I’m sure most people won’t see it that way. They’re welcome to feel otherwise if they want. A lot of such people probably never gave it much serious thought and were just hypnotized by the writing, which as always is admirable. The only complaint I make there is that it’s really not necessary to say what each character is wearing every time they change clothes.
As with the wardrobe changes there’s a lot of ballast that’s not needed. “The Nostalgia Man” is chronicled at length but his only contribution is allowing Luther to get an audience with Mr. Goode. “The Bling King” does even less. The gay stuff between Julius and Titus serves no purpose except to continue the author’s streak of having one gay character per adult novel. If Julius were straight it would have contributed just as little to the plot since his main contribution was as a messenger.
It’s the sort of story that could have been pared almost in half and still retained the same overall message, as depressing and somewhat offensive as it is. A message that when you think about it isn’t even very original. Consider the 2007 film Knocked Up starring Seth Rogen and Katherine Heigl where once the baby is born Rogen has to give up on his website dream to take a “real” job as an office drone.

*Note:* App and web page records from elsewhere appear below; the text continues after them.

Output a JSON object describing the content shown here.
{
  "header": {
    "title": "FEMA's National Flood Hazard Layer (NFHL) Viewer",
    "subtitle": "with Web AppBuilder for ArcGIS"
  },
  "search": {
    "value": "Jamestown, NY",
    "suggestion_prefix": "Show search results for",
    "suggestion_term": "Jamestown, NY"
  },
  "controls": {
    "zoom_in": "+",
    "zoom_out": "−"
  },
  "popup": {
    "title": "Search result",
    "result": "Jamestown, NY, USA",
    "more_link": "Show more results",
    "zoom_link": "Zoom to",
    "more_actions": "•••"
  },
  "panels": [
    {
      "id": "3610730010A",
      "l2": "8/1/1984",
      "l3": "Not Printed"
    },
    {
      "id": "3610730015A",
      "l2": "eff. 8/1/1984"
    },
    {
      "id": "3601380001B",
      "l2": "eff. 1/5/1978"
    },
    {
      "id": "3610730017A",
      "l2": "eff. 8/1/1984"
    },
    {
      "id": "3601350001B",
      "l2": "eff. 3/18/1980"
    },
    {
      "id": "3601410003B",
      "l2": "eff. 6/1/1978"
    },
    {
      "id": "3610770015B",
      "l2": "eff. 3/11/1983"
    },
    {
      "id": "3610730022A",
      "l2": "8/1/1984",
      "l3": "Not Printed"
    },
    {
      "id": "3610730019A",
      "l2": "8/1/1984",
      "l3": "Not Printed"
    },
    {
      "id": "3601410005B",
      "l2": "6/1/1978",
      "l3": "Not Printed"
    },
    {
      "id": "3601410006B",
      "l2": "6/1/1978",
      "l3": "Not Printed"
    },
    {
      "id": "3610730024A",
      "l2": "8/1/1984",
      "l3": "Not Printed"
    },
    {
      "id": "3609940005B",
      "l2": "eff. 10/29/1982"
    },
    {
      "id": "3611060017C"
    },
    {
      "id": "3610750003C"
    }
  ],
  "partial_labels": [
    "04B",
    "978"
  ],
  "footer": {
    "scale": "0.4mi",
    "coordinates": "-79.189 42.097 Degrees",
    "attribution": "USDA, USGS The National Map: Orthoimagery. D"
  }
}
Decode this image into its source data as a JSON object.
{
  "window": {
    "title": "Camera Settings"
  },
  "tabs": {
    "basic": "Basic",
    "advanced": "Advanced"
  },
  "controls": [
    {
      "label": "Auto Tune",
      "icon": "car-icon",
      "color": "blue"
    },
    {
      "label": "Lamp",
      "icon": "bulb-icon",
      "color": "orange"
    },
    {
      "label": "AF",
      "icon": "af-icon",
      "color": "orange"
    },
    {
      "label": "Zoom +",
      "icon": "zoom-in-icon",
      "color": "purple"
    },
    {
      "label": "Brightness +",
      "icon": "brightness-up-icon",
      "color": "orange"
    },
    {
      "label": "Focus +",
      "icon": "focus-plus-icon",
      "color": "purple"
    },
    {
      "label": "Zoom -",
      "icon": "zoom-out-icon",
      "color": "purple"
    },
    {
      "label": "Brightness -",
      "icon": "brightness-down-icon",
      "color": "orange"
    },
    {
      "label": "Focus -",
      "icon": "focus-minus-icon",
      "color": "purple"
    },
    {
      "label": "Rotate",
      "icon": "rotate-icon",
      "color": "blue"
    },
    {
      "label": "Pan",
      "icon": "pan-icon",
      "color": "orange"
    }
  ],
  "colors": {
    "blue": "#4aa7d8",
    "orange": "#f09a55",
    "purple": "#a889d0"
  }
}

When you’re using the same premise as a Judd Apatow movie maybe your book isn’t as “literary” as critics would like to think.
That is all.
Most Recent Customer Reviews
I Will NEVER buy a book from this nut job (Shabon) so called author :-((